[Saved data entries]
---
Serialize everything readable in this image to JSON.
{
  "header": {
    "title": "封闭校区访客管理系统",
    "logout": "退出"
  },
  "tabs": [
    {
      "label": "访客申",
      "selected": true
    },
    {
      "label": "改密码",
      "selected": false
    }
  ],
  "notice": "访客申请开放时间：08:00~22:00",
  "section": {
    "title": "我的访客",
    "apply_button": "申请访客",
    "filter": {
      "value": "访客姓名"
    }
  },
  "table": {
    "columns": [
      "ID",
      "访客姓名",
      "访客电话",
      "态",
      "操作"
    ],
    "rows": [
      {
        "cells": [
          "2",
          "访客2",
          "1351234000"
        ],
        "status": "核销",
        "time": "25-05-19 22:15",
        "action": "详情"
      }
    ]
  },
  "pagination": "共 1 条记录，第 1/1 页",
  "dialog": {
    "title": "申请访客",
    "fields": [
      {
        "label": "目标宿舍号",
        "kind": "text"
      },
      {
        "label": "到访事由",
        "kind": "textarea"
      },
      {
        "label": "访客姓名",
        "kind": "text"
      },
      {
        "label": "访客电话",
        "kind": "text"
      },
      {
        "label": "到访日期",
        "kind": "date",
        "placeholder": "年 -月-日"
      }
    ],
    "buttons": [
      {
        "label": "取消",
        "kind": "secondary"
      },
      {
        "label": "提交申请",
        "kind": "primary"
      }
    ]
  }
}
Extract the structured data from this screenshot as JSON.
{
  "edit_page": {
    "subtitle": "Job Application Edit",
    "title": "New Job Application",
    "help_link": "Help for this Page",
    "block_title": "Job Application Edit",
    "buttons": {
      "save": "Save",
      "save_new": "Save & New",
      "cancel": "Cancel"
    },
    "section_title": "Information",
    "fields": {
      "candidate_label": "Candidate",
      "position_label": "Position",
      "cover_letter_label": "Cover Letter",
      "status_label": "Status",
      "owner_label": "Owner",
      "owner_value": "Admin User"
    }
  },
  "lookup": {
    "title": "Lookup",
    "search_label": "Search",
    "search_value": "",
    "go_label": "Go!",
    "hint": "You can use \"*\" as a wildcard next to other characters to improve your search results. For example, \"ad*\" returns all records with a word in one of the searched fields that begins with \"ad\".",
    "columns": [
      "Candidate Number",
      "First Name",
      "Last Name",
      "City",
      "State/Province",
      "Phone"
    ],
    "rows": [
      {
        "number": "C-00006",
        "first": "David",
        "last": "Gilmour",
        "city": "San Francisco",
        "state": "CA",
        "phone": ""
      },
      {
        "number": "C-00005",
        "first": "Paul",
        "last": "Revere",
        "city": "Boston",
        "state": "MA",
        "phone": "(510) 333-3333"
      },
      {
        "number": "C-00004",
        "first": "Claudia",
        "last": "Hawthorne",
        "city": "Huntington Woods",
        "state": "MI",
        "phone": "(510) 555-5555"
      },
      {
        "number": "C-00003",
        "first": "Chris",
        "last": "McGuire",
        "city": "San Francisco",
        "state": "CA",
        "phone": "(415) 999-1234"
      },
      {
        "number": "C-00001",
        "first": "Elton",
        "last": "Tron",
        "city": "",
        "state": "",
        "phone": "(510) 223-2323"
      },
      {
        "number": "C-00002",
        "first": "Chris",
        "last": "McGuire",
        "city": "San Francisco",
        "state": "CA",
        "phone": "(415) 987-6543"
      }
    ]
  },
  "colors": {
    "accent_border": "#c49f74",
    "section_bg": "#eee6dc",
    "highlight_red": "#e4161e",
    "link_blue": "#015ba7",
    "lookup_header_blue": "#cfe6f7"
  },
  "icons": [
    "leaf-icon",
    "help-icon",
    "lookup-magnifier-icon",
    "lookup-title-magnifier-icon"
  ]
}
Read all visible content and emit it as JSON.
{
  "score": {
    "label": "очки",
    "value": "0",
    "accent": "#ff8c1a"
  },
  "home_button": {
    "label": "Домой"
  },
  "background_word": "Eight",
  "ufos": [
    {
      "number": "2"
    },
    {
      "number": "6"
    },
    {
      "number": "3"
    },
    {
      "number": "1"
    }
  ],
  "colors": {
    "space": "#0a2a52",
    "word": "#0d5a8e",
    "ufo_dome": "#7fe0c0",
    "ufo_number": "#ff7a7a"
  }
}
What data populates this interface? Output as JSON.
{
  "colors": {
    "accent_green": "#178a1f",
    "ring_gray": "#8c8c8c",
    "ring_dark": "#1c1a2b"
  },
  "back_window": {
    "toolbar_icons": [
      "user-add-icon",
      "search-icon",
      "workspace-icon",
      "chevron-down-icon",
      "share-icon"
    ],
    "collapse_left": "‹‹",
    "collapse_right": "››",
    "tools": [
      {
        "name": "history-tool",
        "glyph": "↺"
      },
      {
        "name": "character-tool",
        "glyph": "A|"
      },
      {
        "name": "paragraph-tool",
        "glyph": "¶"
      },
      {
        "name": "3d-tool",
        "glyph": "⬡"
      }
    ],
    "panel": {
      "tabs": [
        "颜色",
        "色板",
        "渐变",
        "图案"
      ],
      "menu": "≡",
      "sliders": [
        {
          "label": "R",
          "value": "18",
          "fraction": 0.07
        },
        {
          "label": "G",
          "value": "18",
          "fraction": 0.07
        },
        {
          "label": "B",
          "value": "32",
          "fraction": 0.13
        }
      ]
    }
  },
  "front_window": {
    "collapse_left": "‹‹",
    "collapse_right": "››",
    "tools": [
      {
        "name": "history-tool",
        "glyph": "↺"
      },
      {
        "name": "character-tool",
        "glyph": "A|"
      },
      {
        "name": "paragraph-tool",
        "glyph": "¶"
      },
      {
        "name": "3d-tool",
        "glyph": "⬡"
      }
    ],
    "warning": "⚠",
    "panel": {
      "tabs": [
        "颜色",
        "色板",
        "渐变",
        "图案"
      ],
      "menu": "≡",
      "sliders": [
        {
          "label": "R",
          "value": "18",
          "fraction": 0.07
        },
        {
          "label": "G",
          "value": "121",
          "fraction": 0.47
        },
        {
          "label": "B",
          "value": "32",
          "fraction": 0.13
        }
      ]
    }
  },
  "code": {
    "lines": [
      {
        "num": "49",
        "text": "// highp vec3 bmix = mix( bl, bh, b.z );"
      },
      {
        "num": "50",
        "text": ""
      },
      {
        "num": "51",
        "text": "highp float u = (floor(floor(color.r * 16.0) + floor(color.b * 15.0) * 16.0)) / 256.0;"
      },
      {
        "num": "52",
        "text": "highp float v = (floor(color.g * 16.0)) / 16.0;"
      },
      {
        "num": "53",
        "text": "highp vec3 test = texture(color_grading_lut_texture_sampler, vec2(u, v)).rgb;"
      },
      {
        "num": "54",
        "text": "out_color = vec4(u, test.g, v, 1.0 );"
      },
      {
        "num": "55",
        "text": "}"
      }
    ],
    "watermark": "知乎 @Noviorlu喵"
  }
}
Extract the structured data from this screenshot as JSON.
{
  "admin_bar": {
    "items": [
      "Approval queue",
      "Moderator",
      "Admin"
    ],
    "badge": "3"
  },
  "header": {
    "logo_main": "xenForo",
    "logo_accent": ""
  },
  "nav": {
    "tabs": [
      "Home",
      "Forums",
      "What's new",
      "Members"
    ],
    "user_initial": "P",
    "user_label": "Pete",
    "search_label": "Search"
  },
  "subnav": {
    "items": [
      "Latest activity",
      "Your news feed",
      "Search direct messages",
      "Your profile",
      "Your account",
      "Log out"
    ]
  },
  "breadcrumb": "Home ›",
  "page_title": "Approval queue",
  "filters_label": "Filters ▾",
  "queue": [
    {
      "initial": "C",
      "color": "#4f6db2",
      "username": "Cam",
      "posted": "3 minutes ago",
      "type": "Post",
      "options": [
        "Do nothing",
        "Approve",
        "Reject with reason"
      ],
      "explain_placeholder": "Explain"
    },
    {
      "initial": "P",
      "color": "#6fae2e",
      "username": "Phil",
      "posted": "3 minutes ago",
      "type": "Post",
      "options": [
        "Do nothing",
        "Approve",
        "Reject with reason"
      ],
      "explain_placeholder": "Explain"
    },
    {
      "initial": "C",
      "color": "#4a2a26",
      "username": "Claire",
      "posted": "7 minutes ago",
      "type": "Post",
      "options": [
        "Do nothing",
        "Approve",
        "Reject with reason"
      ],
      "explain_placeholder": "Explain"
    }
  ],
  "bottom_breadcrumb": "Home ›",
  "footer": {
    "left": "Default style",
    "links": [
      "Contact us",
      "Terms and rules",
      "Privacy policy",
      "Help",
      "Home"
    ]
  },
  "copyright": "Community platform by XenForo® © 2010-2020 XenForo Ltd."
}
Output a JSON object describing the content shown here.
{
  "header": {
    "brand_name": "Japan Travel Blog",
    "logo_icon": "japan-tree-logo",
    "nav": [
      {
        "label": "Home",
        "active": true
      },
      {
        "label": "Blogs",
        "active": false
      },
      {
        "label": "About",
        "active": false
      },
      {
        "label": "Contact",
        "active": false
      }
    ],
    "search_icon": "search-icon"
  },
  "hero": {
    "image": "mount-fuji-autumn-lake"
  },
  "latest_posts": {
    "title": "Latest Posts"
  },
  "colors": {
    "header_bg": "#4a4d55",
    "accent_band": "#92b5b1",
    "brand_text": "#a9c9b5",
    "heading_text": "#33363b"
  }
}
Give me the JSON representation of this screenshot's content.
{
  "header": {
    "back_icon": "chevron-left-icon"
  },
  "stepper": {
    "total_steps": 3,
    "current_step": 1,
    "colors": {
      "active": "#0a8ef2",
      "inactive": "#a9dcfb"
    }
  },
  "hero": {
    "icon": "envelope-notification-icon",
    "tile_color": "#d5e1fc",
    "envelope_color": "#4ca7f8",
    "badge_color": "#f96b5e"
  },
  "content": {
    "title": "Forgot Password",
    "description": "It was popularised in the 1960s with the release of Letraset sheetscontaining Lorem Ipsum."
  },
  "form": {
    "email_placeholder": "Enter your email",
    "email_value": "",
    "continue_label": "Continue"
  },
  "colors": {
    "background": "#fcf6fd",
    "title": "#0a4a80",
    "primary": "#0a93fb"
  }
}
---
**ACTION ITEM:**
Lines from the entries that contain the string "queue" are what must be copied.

**TASK ANSWER:**
      "Approval queue",
  "page_title": "Approval queue",
  "queue": [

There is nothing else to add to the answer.